This mayor knows the way to Clear Lake

Bay Area Houston Economic Partnership President Bob Mitchell, left, and Houston City Councilman Dave Martin, right, welcome Houston Mayor Sylvester Turner to the BAHEP reception – his third visit to Clear Lake since becoming mayor in January.

Bay Area Houston Economic Partnership President Bob Mitchell, left, and Houston City Councilman Dave Martin, right, welcome Houston Mayor Sylvester Turner to the BAHEP reception – his third visit to Clear Lake since becoming mayor in January.

By Mary Alys Cherry

Forget the jokes about the Houston mayors never seeming to know the way down to Clear Lake. Mayor Sylvester Turner knows the way quite well.

In fact, he has only been in office three months and has already been down here three times – most recently to address the Bay Area Houston Economic Partnership. Earlier, he came for the opening of Independence Square at Space Center Houston in January and Councilman Dave Martin’s town hall in February.

He is also humorous and quite charming and would probably be a hit as an entertainer or standup comedian. But then, it pays to have a good sense of humor if you’re mayor of a city with as many problems as Houston has.

Taylor Lake Village Mayor Jon Keeney, right, and BAHEP’s Dan Seal arrive at the Hilton for the reception featuring Houston Mayor Sylvester Turner.

Taylor Lake Village Mayor Jon Keeney, right, and BAHEP’s Dan Seal arrive at the Hilton for the reception featuring Houston Mayor Sylvester Turner.

And, he will quickly tell you he is a great advocate for the Bay Area. “I love this area of Houston and was honored to have been invited …to speak at Space Center Houston Independence Square grand opening…,” he told the standing room crowd at the Clear Lake Hilton after he was introduced by Councilman Martin.

“What a stunning example of national pride that we now have right in our backyard,” he said, going on to remember the big celebration when the shuttle replica arrived from Florida, and how the Port and BAHEP, working with the city, “assist tremendously with the economic development of our city.

“I have always been a strong advocate for NASA and the Johnson Space Center, including my tenure in the State Legislature, and that commitment will continue as I serve as mayor…Aerospace and aviation are a big business in Houston and NASA continues to assist by boosting our economy by spending more than $1.16 billion on employee and aerospace contractor salaries in this area.”

In addition to having some 13,200 pothole repairs completed, the mayor promised to:

  • Begin focusing on the more comprehensive street repairs;
  • See that the city’s infrastructure keeps pace with growth and development;
  • Work with the county on areas where they can partner, especially in infrastructure;
  • Balance the city budget, “which will take a shared sacrifice by all…”
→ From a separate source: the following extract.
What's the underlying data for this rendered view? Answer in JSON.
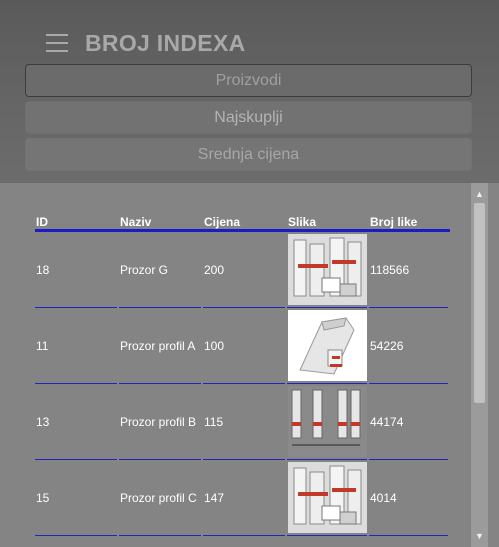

In his introduction, Martin told how Turner’s father, a painter, died when he was 13, and his mother, a maid in the old Rice Hotel who never finished high school or learned to drive, yet inspired her nine children to get an education and how Turner listened. He was elected president of the student body at Klein High School and graduated as valedictorian.

He went on to graduate from the University of Houston and Harvard Law School before joining the law firm of Fulbright & Jaworski and later founding the Houston law firm, Barnes & Turner in 1983. He is a former Speaker Pro Tem of the Texas House of Representatives, where he represented Houston for 27 years.

Leave a Reply